May 27, 2016
Home inspection gives home buyers more detailed information about the overall condition of the home prior to purchase. In a home inspection, a qualified inspector takes an in-depth, unbiased look at your potential new home to: Evaluate the physical condition: structure, construction, and mechanical systems; Identify items that need to be repaired or replaced; and Estimate the remaining useful life of the major systems, equipment, structure, and finishes.
You must ask for a Home Inspection FHA does not perform a home inspection a home inspection will only occur if you arrange for one. Decide early. You may be able to make your contract contingent on the results of the inspection.
FHA Does Not Guarantee the Value or Condition of your Potential New Home. If you find problems with your new home after closing, FHA cannot give or lend you money for repairs, and FHA cannot buy the home back from you. Ask a qualified home inspector to inspect your potential new home and give you the information you need to make a wise decision.
Appraisals are different from Home Inspections An appraisal is different from a home inspection and does not replace a home inspection. Appraisals estimate the value of the property for lenders. An appraisal is required to ensure the property is marketable. Home inspections evaluate the condition of the home for buyers.
Be an Informed Buyer It is your responsibility to be an informed buyer. You have the right to carefully examine your potential new home with a qualified home inspector. To find a qualified home inspector ask for references from friends, realtors, local licensing authorities and organizations that qualify and test home inspectors.
Inspect your home’s exterior.

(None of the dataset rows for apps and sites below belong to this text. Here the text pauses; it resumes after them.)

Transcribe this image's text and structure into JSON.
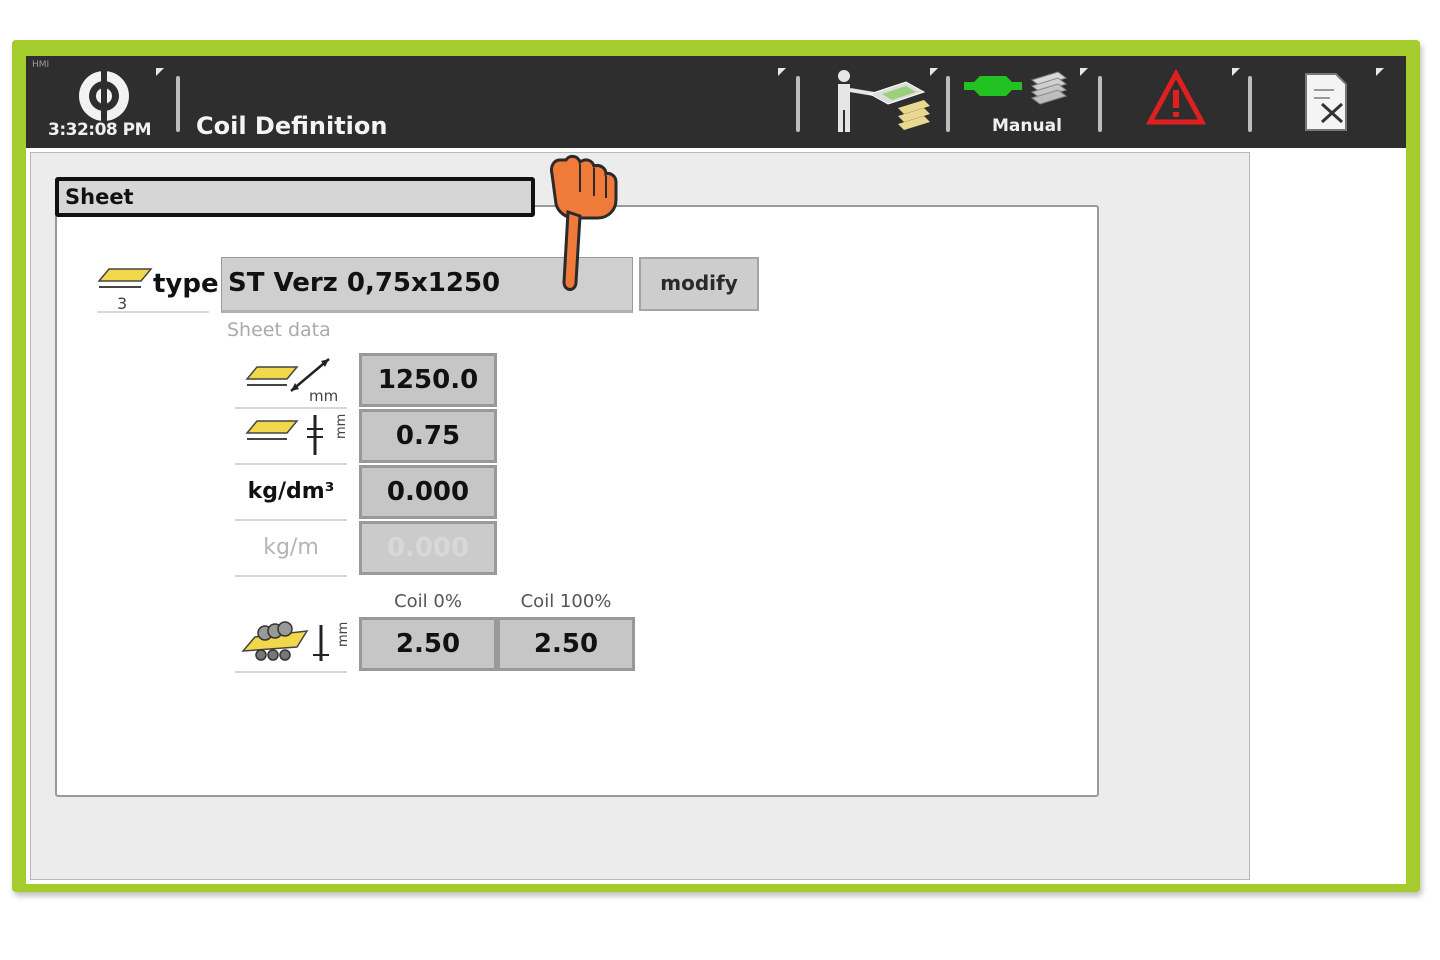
{
  "topbar": {
    "system_label": "HMI",
    "time": "3:32:08 PM",
    "title": "Coil Definition",
    "manual_label": "Manual"
  },
  "group": {
    "tab_label": "Sheet"
  },
  "type_row": {
    "icon_number": "3",
    "label": "type",
    "value": "ST Verz 0,75x1250",
    "modify_label": "modify"
  },
  "sheet_data": {
    "label": "Sheet data",
    "rows": [
      {
        "icon": "sheet-width-icon",
        "unit": "mm",
        "value": "1250.0"
      },
      {
        "icon": "sheet-thickness-icon",
        "unit": "mm",
        "value": "0.75"
      },
      {
        "icon": "",
        "unit": "kg/dm³",
        "value": "0.000"
      },
      {
        "icon": "",
        "unit": "kg/m",
        "value": "0.000",
        "disabled": true
      }
    ]
  },
  "coil": {
    "col_0": "Coil 0%",
    "col_100": "Coil 100%",
    "unit": "mm",
    "value_0": "2.50",
    "value_100": "2.50"
  },
  "colors": {
    "frame": "#a4cc2c",
    "topbar": "#2e2e2e",
    "manual_green": "#22c222",
    "warning_red": "#e02020",
    "pointer_orange": "#f07a3a"
  }
}
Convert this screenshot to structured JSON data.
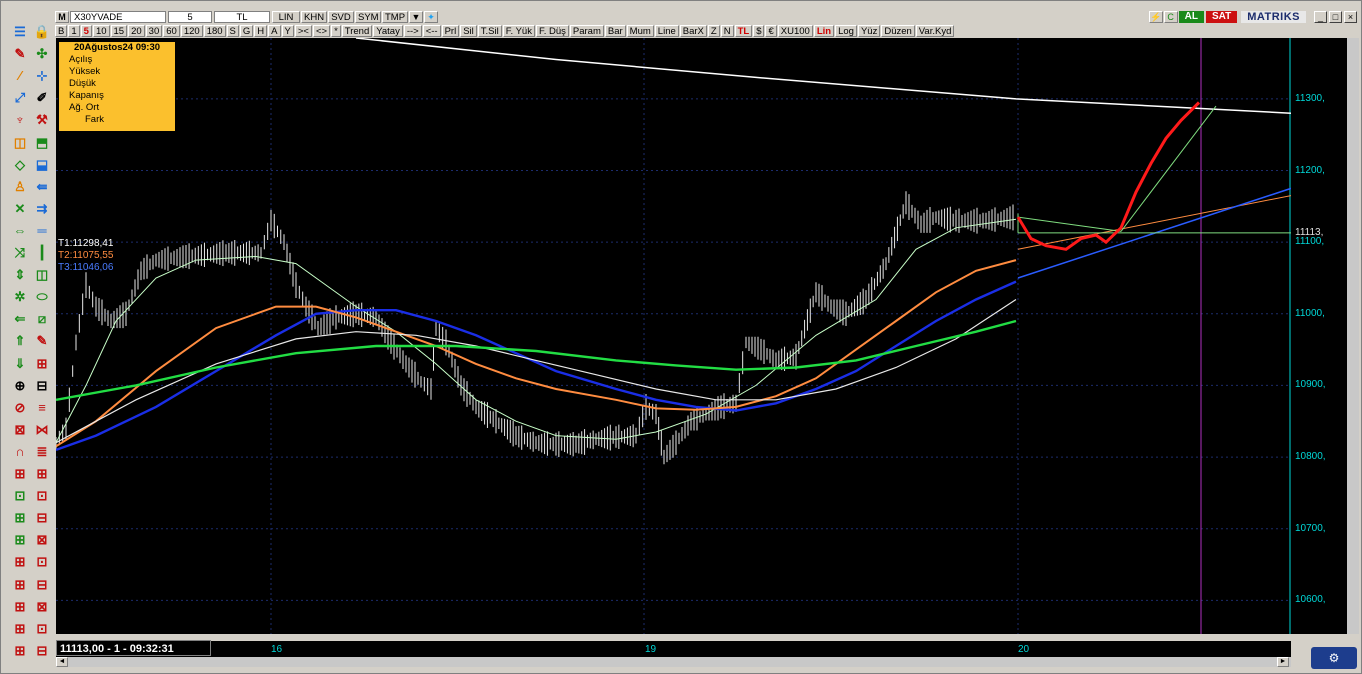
{
  "toolbar": {
    "symbol": "X30YVADE",
    "period": "5",
    "currency": "TL",
    "scale": "LIN",
    "buttons1": [
      "KHN",
      "SVD",
      "SYM",
      "TMP"
    ],
    "buttons2": [
      "B",
      "1",
      "5",
      "10",
      "15",
      "20",
      "30",
      "60",
      "120",
      "180",
      "S",
      "G",
      "H",
      "A",
      "Y",
      "><",
      "<>",
      "*",
      "Trend",
      "Yatay",
      "-->",
      "<--",
      "Prl",
      "Sil",
      "T.Sil",
      "F. Yük",
      "F. Düş",
      "Param",
      "Bar",
      "Mum",
      "Line",
      "BarX",
      "Z",
      "N",
      "TL",
      "$",
      "€",
      "XU100",
      "Lin",
      "Log",
      "Yüz",
      "Düzen",
      "Var.Kyd"
    ],
    "buy_label": "AL",
    "sell_label": "SAT",
    "brand": "MATRIKS"
  },
  "infobox": {
    "date": "20Ağustos24 09:30",
    "rows": [
      "Açılış",
      "Yüksek",
      "Düşük",
      "Kapanış",
      "Ağ. Ort",
      "Fark"
    ]
  },
  "legend": {
    "t1": "T1:11298,41",
    "t2": "T2:11075,55",
    "t3": "T3:11046,06"
  },
  "status": "11113,00 - 1 - 09:32:31",
  "colors": {
    "t1": "#ffffff",
    "t2": "#ff8c40",
    "t3": "#4a7cff",
    "axis": "#00d8d8",
    "price": "#e8e8e8",
    "forecast": "#ff1a1a",
    "ma_green": "#22dd44",
    "ma_blue": "#1a2ee6",
    "ma_light": "#c8ffc8"
  },
  "chart_data": {
    "type": "line",
    "y_ticks": [
      11300,
      11200,
      11100,
      11000,
      10900,
      10800,
      10700,
      10600
    ],
    "y_tick_labels": [
      "11300,",
      "11200,",
      "11100,",
      "11000,",
      "10900,",
      "10800,",
      "10700,",
      "10600,"
    ],
    "current_value_label": "11113,",
    "x_ticks": [
      16,
      19,
      20
    ],
    "x_tick_labels": [
      "16",
      "19",
      "20"
    ],
    "ylim": [
      10553,
      11385
    ],
    "series": [
      {
        "name": "T1",
        "value": 11298.41
      },
      {
        "name": "T2",
        "value": 11075.55
      },
      {
        "name": "T3",
        "value": 11046.06
      }
    ]
  }
}
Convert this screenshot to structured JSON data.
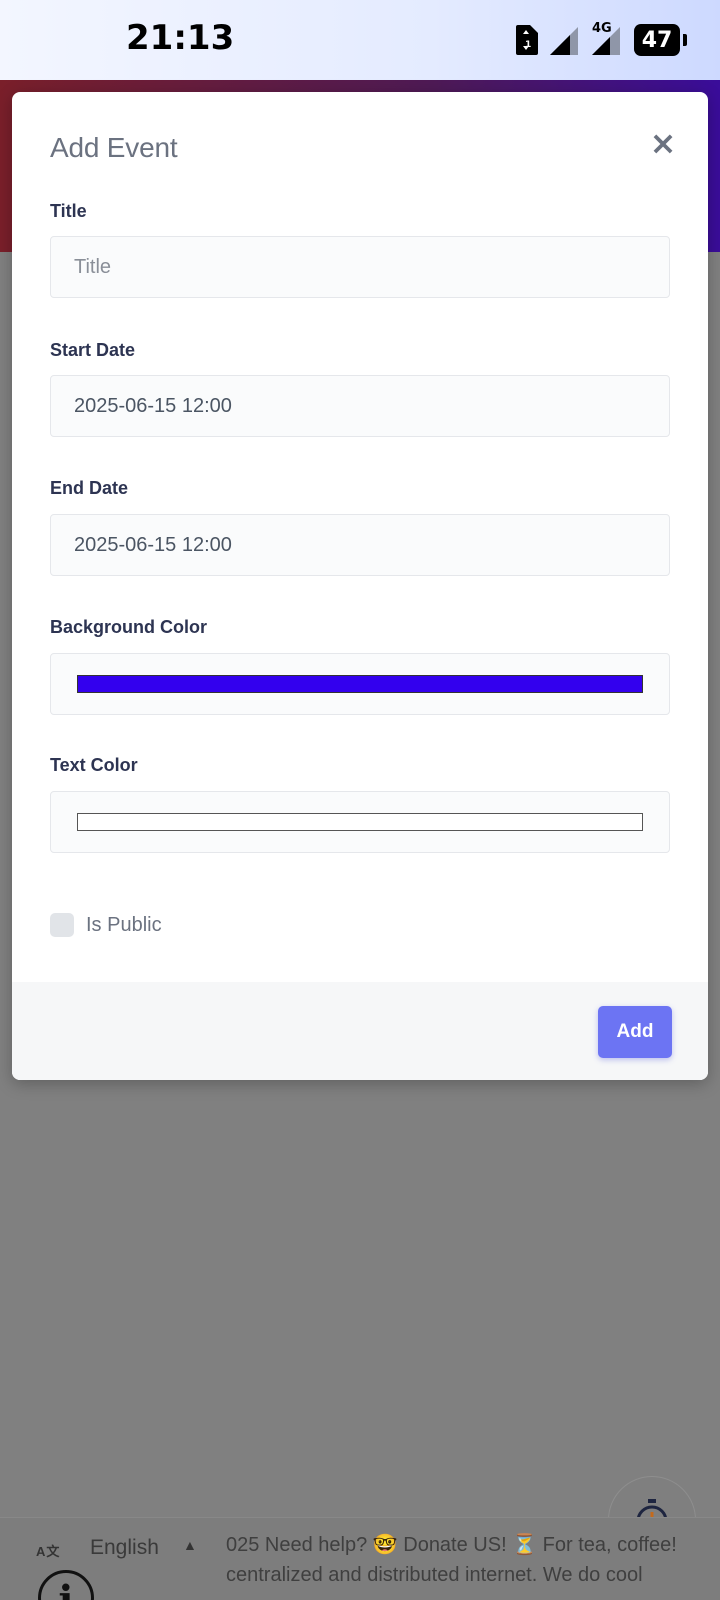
{
  "status_bar": {
    "time": "21:13",
    "network_label": "4G",
    "battery_level": "47"
  },
  "modal": {
    "title": "Add Event",
    "close_icon": "×",
    "fields": {
      "title": {
        "label": "Title",
        "placeholder": "Title",
        "value": ""
      },
      "start_date": {
        "label": "Start Date",
        "value": "2025-06-15 12:00"
      },
      "end_date": {
        "label": "End Date",
        "value": "2025-06-15 12:00"
      },
      "background_color": {
        "label": "Background Color",
        "value": "#3300ee"
      },
      "text_color": {
        "label": "Text Color",
        "value": "#ffffff"
      }
    },
    "is_public": {
      "label": "Is Public",
      "checked": false
    },
    "add_button_label": "Add"
  },
  "footer": {
    "language": "English",
    "ticker_line1": "025 Need help? 🤓 Donate US! ⏳ For tea, coffee!",
    "ticker_line2": "centralized and distributed internet. We do cool"
  },
  "colors": {
    "accent": "#6c74f3",
    "header_left": "#7a1f2a",
    "header_right": "#3a0d9a"
  }
}
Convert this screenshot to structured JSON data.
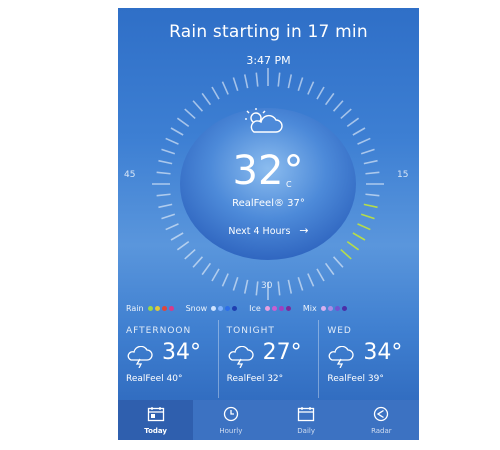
{
  "header": {
    "headline": "Rain starting in 17 min",
    "time": "3:47 PM"
  },
  "dial": {
    "label_left": "45",
    "label_right": "15",
    "label_bottom": "30"
  },
  "current": {
    "temp": "32°",
    "unit": "C",
    "realfeel": "RealFeel® 37°",
    "next": "Next 4 Hours"
  },
  "legend": [
    {
      "label": "Rain",
      "colors": [
        "#9bd84a",
        "#e2c93a",
        "#e0463a",
        "#d83a8a"
      ]
    },
    {
      "label": "Snow",
      "colors": [
        "#cfe3ff",
        "#7fb2ff",
        "#2e6fe8",
        "#1f3fb0"
      ]
    },
    {
      "label": "Ice",
      "colors": [
        "#e7a0e0",
        "#c95fd0",
        "#a03fc0",
        "#7c2a9c"
      ]
    },
    {
      "label": "Mix",
      "colors": [
        "#d7b0f0",
        "#a98ae6",
        "#6f56d0",
        "#4a2fa8"
      ]
    }
  ],
  "forecast": [
    {
      "title": "AFTERNOON",
      "temp": "34°",
      "realfeel": "RealFeel 40°"
    },
    {
      "title": "TONIGHT",
      "temp": "27°",
      "realfeel": "RealFeel 32°"
    },
    {
      "title": "WED",
      "temp": "34°",
      "realfeel": "RealFeel 39°"
    }
  ],
  "tabs": [
    {
      "label": "Today",
      "icon": "calendar-today-icon",
      "active": true
    },
    {
      "label": "Hourly",
      "icon": "clock-icon",
      "active": false
    },
    {
      "label": "Daily",
      "icon": "calendar-icon",
      "active": false
    },
    {
      "label": "Radar",
      "icon": "radar-icon",
      "active": false
    }
  ]
}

Check for paint and stucco that’s cracking or peeling. Look for gaps in caulking around doors and windows. Examine foundation for cracks, leaks, or blocked vents.